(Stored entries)
________

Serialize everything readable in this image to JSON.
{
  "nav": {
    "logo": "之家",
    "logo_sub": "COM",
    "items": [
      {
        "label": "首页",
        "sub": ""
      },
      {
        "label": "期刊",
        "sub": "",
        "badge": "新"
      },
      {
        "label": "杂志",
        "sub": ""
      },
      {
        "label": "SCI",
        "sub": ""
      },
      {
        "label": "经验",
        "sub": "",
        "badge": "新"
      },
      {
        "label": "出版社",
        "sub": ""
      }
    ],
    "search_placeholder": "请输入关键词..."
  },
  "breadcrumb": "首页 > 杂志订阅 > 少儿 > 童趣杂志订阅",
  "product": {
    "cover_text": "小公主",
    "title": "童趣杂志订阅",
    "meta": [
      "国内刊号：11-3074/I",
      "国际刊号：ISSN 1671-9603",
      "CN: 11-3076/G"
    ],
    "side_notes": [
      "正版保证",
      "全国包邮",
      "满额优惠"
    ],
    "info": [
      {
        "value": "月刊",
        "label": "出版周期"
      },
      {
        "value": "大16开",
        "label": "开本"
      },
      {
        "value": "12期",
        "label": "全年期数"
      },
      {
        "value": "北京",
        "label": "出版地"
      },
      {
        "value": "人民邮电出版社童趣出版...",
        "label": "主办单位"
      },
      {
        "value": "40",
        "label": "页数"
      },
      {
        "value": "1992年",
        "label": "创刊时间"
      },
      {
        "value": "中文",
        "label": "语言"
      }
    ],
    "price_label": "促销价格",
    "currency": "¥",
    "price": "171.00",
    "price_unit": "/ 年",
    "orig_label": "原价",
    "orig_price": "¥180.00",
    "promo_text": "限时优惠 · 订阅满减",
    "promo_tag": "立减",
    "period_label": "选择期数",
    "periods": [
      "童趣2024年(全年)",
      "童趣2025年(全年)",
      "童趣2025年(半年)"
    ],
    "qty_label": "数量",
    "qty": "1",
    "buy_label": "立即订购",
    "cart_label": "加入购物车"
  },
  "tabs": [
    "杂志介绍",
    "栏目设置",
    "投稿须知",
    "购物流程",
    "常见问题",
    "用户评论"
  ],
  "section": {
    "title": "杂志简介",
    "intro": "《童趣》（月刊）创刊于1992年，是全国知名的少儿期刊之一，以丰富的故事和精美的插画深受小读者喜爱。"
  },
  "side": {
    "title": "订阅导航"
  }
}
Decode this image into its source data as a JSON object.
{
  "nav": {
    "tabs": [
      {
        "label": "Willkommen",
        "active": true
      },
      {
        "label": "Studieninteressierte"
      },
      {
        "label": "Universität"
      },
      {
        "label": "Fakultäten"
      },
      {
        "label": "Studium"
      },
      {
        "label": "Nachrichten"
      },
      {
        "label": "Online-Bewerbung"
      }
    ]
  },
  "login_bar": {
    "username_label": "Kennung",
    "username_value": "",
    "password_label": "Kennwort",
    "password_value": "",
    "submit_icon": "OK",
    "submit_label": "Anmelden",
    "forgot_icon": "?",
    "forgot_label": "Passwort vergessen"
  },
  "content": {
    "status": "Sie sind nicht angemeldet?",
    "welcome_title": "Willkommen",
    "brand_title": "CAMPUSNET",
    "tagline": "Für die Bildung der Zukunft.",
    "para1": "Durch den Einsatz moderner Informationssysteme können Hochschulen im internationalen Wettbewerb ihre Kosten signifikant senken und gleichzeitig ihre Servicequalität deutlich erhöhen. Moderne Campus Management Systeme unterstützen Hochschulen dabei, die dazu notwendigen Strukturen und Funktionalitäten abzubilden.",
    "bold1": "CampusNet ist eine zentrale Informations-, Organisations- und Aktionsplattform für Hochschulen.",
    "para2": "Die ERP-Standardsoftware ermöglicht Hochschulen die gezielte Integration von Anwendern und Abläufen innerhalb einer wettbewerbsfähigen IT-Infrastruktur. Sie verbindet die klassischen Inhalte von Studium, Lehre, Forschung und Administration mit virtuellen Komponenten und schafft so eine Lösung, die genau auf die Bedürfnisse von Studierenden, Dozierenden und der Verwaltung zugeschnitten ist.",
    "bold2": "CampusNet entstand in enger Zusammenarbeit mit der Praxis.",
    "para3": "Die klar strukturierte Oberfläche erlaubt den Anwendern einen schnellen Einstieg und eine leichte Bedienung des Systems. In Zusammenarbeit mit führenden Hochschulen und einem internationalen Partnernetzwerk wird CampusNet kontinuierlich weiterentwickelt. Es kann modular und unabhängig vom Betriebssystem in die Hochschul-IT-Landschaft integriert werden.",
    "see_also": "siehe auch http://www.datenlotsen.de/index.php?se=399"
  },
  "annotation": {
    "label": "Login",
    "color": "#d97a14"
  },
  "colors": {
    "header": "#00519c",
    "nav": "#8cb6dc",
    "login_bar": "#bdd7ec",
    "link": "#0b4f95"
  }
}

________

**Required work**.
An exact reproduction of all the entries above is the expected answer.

**Response area**.
Serialize everything readable in this image to JSON.
{
  "nav": {
    "logo": "之家",
    "logo_sub": "COM",
    "items": [
      {
        "label": "首页",
        "sub": ""
      },
      {
        "label": "期刊",
        "sub": "",
        "badge": "新"
      },
      {
        "label": "杂志",
        "sub": ""
      },
      {
        "label": "SCI",
        "sub": ""
      },
      {
        "label": "经验",
        "sub": "",
        "badge": "新"
      },
      {
        "label": "出版社",
        "sub": ""
      }
    ],
    "search_placeholder": "请输入关键词..."
  },
  "breadcrumb": "首页 > 杂志订阅 > 少儿 > 童趣杂志订阅",
  "product": {
    "cover_text": "小公主",
    "title": "童趣杂志订阅",
    "meta": [
      "国内刊号：11-3074/I",
      "国际刊号：ISSN 1671-9603",
      "CN: 11-3076/G"
    ],
    "side_notes": [
      "正版保证",
      "全国包邮",
      "满额优惠"
    ],
    "info": [
      {
        "value": "月刊",
        "label": "出版周期"
      },
      {
        "value": "大16开",
        "label": "开本"
      },
      {
        "value": "12期",
        "label": "全年期数"
      },
      {
        "value": "北京",
        "label": "出版地"
      },
      {
        "value": "人民邮电出版社童趣出版...",
        "label": "主办单位"
      },
      {
        "value": "40",
        "label": "页数"
      },
      {
        "value": "1992年",
        "label": "创刊时间"
      },
      {
        "value": "中文",
        "label": "语言"
      }
    ],
    "price_label": "促销价格",
    "currency": "¥",
    "price": "171.00",
    "price_unit": "/ 年",
    "orig_label": "原价",
    "orig_price": "¥180.00",
    "promo_text": "限时优惠 · 订阅满减",
    "promo_tag": "立减",
    "period_label": "选择期数",
    "periods": [
      "童趣2024年(全年)",
      "童趣2025年(全年)",
      "童趣2025年(半年)"
    ],
    "qty_label": "数量",
    "qty": "1",
    "buy_label": "立即订购",
    "cart_label": "加入购物车"
  },
  "tabs": [
    "杂志介绍",
    "栏目设置",
    "投稿须知",
    "购物流程",
    "常见问题",
    "用户评论"
  ],
  "section": {
    "title": "杂志简介",
    "intro": "《童趣》（月刊）创刊于1992年，是全国知名的少儿期刊之一，以丰富的故事和精美的插画深受小读者喜爱。"
  },
  "side": {
    "title": "订阅导航"
  }
}
Decode this image into its source data as a JSON object.
{
  "nav": {
    "tabs": [
      {
        "label": "Willkommen",
        "active": true
      },
      {
        "label": "Studieninteressierte"
      },
      {
        "label": "Universität"
      },
      {
        "label": "Fakultäten"
      },
      {
        "label": "Studium"
      },
      {
        "label": "Nachrichten"
      },
      {
        "label": "Online-Bewerbung"
      }
    ]
  },
  "login_bar": {
    "username_label": "Kennung",
    "username_value": "",
    "password_label": "Kennwort",
    "password_value": "",
    "submit_icon": "OK",
    "submit_label": "Anmelden",
    "forgot_icon": "?",
    "forgot_label": "Passwort vergessen"
  },
  "content": {
    "status": "Sie sind nicht angemeldet?",
    "welcome_title": "Willkommen",
    "brand_title": "CAMPUSNET",
    "tagline": "Für die Bildung der Zukunft.",
    "para1": "Durch den Einsatz moderner Informationssysteme können Hochschulen im internationalen Wettbewerb ihre Kosten signifikant senken und gleichzeitig ihre Servicequalität deutlich erhöhen. Moderne Campus Management Systeme unterstützen Hochschulen dabei, die dazu notwendigen Strukturen und Funktionalitäten abzubilden.",
    "bold1": "CampusNet ist eine zentrale Informations-, Organisations- und Aktionsplattform für Hochschulen.",
    "para2": "Die ERP-Standardsoftware ermöglicht Hochschulen die gezielte Integration von Anwendern und Abläufen innerhalb einer wettbewerbsfähigen IT-Infrastruktur. Sie verbindet die klassischen Inhalte von Studium, Lehre, Forschung und Administration mit virtuellen Komponenten und schafft so eine Lösung, die genau auf die Bedürfnisse von Studierenden, Dozierenden und der Verwaltung zugeschnitten ist.",
    "bold2": "CampusNet entstand in enger Zusammenarbeit mit der Praxis.",
    "para3": "Die klar strukturierte Oberfläche erlaubt den Anwendern einen schnellen Einstieg und eine leichte Bedienung des Systems. In Zusammenarbeit mit führenden Hochschulen und einem internationalen Partnernetzwerk wird CampusNet kontinuierlich weiterentwickelt. Es kann modular und unabhängig vom Betriebssystem in die Hochschul-IT-Landschaft integriert werden.",
    "see_also": "siehe auch http://www.datenlotsen.de/index.php?se=399"
  },
  "annotation": {
    "label": "Login",
    "color": "#d97a14"
  },
  "colors": {
    "header": "#00519c",
    "nav": "#8cb6dc",
    "login_bar": "#bdd7ec",
    "link": "#0b4f95"
  }
}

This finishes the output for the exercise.